[Note 15] We pass over speculation and doubts whether one or another expedient would actually have cured the illegality under Delaware law.
[Note 16] The judge instructed: "`Best efforts' is what is reasonable in the circumstances. What constitutes best efforts may be determined by the parties' intentions. Best efforts does not require unreasonable, unwarranted or impractical efforts and expenditures of time and money out of all proportion to economic reality. Best efforts is equal to a good faith effort to meet one's obligations. The defendants are allowed to give reasonable consideration to their own interest. The defendants were required to do what was contemplated and what was reasonable under all of the circumstances, and to perform their activities with a good faith effort to the extent of their capabilities . . . . In construing the term `best efforts,' you may consider the experience, expertise, financial status and other abilities of Mr. Egan and Mr. Burr."
The charge was a composite drawn from Bloor v. Falstaff Brewing Corp., 601 F.2d 609, 613, 614 (2d Cir. 1979); Perma Research & Dev. Co. v. Singer Co., 308 F. Supp. 743, 748-749 (S.D.N.Y. 1970); NCNB Natl. Bank of N.C. v. Bridgewater Steam Power Co., 740 F. Supp. 1140, 1151-1152 (W.D.N.C. 1990); Van Valkenburgh Nooger & Neville, Inc. v. Hayden Publishing Co., 30 N.Y.2d 34, 45-46 (1972).
The only plausible suggestion that Macksey made for an addition to the charge spoke of "diligence" and would not have made any material change in the meaning.

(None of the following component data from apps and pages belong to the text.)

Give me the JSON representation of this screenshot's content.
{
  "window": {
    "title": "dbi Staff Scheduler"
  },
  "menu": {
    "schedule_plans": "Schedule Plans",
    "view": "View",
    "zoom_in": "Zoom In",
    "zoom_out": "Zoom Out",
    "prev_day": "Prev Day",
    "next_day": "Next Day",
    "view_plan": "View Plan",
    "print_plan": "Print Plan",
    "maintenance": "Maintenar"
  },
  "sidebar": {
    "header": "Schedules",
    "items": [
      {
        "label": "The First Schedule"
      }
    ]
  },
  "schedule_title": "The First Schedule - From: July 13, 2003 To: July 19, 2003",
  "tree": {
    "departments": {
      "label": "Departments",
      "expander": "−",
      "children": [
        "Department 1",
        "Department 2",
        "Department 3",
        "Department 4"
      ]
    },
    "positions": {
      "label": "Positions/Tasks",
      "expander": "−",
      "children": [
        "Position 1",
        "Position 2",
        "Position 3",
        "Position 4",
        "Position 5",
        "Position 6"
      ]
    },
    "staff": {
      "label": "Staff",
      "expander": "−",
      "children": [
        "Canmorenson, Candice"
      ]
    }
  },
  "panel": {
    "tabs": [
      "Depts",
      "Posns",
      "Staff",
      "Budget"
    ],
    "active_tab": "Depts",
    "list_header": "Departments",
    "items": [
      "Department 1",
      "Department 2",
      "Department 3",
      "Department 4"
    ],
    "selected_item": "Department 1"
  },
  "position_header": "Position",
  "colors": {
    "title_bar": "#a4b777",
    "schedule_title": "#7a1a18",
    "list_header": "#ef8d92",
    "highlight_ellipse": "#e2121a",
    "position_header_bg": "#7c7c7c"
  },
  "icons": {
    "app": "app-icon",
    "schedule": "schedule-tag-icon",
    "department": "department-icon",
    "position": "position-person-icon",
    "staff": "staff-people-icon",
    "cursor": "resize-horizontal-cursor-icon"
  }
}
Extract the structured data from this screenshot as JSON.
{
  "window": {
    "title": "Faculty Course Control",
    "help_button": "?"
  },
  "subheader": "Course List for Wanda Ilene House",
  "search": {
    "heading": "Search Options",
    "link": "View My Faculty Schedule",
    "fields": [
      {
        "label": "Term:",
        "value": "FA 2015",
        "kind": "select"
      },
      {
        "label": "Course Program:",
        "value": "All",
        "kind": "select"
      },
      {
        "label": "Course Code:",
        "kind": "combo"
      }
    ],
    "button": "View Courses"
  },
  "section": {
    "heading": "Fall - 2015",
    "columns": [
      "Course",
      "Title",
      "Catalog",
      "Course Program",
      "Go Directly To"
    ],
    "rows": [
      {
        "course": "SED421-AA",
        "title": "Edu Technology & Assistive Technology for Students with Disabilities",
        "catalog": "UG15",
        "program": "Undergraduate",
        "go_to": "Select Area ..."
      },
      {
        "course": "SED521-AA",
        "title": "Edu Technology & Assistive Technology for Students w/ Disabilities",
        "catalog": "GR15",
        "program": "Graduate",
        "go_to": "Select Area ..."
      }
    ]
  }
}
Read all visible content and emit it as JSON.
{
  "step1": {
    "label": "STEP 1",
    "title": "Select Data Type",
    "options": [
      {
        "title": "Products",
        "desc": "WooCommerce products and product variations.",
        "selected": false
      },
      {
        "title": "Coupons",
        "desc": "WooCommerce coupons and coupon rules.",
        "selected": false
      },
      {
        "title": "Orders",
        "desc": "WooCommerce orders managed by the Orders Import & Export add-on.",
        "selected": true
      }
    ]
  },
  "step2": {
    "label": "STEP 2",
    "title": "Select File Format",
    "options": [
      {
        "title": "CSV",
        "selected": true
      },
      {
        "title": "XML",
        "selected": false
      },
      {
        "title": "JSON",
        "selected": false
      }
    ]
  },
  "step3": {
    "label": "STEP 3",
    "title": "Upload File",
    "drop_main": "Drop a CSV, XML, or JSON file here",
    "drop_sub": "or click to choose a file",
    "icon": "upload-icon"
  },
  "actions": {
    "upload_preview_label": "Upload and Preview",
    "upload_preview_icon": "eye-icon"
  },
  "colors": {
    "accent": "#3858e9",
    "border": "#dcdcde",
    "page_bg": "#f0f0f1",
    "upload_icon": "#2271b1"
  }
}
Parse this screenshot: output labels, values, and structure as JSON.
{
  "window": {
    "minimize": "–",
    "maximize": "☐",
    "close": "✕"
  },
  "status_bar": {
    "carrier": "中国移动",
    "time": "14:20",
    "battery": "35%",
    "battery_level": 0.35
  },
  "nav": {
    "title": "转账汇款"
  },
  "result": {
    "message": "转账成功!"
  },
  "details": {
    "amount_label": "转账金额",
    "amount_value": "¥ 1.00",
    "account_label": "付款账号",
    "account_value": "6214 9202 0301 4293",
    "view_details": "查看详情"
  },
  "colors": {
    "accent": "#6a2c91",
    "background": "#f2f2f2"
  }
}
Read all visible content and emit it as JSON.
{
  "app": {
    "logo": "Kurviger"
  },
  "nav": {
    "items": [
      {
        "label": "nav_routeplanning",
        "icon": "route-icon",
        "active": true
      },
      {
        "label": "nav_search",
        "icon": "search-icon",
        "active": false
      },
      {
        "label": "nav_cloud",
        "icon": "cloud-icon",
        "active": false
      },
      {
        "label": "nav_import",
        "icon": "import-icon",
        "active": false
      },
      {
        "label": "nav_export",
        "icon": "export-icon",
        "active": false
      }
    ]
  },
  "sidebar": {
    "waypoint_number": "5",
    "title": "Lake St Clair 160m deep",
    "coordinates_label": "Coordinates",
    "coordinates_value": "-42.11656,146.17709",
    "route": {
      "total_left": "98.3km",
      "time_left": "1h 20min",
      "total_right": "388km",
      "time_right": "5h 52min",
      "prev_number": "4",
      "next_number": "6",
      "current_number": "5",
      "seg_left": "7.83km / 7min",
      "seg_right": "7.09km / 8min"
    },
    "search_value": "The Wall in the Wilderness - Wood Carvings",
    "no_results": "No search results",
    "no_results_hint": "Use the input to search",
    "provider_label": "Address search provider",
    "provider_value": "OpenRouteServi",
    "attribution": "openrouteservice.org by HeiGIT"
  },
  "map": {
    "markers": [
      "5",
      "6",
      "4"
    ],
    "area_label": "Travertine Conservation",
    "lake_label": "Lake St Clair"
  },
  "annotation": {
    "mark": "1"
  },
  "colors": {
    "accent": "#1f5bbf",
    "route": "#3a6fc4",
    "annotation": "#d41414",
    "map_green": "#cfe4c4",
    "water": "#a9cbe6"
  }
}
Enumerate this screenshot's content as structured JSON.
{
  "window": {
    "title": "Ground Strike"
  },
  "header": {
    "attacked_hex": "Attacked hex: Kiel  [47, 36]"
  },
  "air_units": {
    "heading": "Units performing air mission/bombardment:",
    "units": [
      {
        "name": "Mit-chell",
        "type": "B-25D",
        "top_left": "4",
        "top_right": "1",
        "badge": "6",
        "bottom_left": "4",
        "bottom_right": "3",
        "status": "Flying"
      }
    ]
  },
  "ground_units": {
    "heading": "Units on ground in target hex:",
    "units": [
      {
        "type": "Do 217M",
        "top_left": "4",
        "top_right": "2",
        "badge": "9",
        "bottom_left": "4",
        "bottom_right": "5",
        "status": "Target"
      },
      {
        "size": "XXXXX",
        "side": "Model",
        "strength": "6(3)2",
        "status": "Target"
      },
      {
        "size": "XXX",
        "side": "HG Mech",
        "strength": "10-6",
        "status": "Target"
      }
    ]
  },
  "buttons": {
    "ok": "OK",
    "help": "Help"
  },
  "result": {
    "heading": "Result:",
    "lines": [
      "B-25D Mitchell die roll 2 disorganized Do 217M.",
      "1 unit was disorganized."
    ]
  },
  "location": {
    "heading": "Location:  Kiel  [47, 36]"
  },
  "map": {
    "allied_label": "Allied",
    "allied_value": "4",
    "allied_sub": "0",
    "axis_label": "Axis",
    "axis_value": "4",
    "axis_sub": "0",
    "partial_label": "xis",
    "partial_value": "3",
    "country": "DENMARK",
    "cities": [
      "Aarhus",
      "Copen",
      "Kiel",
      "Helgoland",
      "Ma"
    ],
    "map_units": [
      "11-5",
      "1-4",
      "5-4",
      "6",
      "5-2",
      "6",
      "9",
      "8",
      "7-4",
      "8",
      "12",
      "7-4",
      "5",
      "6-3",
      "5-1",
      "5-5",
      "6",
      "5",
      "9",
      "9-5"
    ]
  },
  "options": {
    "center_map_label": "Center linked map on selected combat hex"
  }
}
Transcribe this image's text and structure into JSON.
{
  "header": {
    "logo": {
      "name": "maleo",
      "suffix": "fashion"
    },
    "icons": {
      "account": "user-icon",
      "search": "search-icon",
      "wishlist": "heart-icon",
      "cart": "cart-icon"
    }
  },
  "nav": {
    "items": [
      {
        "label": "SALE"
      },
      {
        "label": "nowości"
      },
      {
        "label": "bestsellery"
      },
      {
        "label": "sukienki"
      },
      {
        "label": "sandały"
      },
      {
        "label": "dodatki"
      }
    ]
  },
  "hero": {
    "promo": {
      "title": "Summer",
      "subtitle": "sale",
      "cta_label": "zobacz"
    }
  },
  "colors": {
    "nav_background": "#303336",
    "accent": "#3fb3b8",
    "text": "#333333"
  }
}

[Note 17] Macksey now tries to fault the investors for failing, after the legal death of the tender offer, to make a new form of investment that had in fact been rejected in the course of creating the Agreement. Thus there was testimony at trial that Egan and Burr had considered making a direct contribution to capital but had decided against it for a number of reasons, whose materiality Macksey appears not to question. See Allied Communications Corp. v. Continental Cellular Corp., 821 F.2d 69, 72 (1st Cir. 1987) (applying Massachusetts law and interpreting a contract with a "best efforts" clause, the court refused to imply a promise -- that the defendant would remain in business -- which the parties had apparently considered but rejected in negotiating the agreement).
[Note 18] We are sensible of the strict requirements for the allowance of a directed verdict or judgment n.o.v. See Poirier v. Plymouth, 374 Mass. 206 , 212 (1978); Dobos v. Driscoll, 404 Mass. 634 , 656 (1989).